▸ **What you are asked to do**
Which of the lines below mention the word "text"? Pull each one out.

▸ **Input for this task**
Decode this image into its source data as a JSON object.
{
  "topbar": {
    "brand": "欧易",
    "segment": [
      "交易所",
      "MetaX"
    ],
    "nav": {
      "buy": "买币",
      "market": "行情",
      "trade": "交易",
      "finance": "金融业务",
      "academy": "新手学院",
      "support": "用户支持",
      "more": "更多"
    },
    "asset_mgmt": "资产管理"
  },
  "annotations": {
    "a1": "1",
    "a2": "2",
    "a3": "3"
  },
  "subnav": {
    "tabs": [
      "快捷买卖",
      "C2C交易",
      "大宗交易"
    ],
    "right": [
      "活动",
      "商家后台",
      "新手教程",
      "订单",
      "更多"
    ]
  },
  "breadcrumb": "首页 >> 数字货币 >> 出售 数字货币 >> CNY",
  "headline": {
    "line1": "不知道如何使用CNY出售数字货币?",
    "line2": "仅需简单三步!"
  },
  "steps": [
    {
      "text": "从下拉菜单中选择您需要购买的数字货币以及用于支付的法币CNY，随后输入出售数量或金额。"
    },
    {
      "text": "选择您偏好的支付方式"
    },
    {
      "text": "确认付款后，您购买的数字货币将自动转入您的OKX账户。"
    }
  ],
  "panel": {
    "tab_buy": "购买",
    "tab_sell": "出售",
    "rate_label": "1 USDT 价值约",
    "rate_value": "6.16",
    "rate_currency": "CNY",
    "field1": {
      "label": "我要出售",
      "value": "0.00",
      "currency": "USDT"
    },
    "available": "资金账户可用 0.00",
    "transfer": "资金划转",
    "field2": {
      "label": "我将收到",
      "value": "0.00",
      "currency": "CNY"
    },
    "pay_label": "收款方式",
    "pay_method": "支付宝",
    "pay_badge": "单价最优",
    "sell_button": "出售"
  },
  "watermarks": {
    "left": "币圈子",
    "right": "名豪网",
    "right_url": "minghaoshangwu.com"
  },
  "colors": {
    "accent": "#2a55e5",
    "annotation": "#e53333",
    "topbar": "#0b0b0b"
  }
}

▸ **Answer**
      "text": "从下拉菜单中选择您需要购买的数字货币以及用于支付的法币CNY，随后输入出售数量或金额。"
      "text": "选择您偏好的支付方式"
      "text": "确认付款后，您购买的数字货币将自动转入您的OKX账户。"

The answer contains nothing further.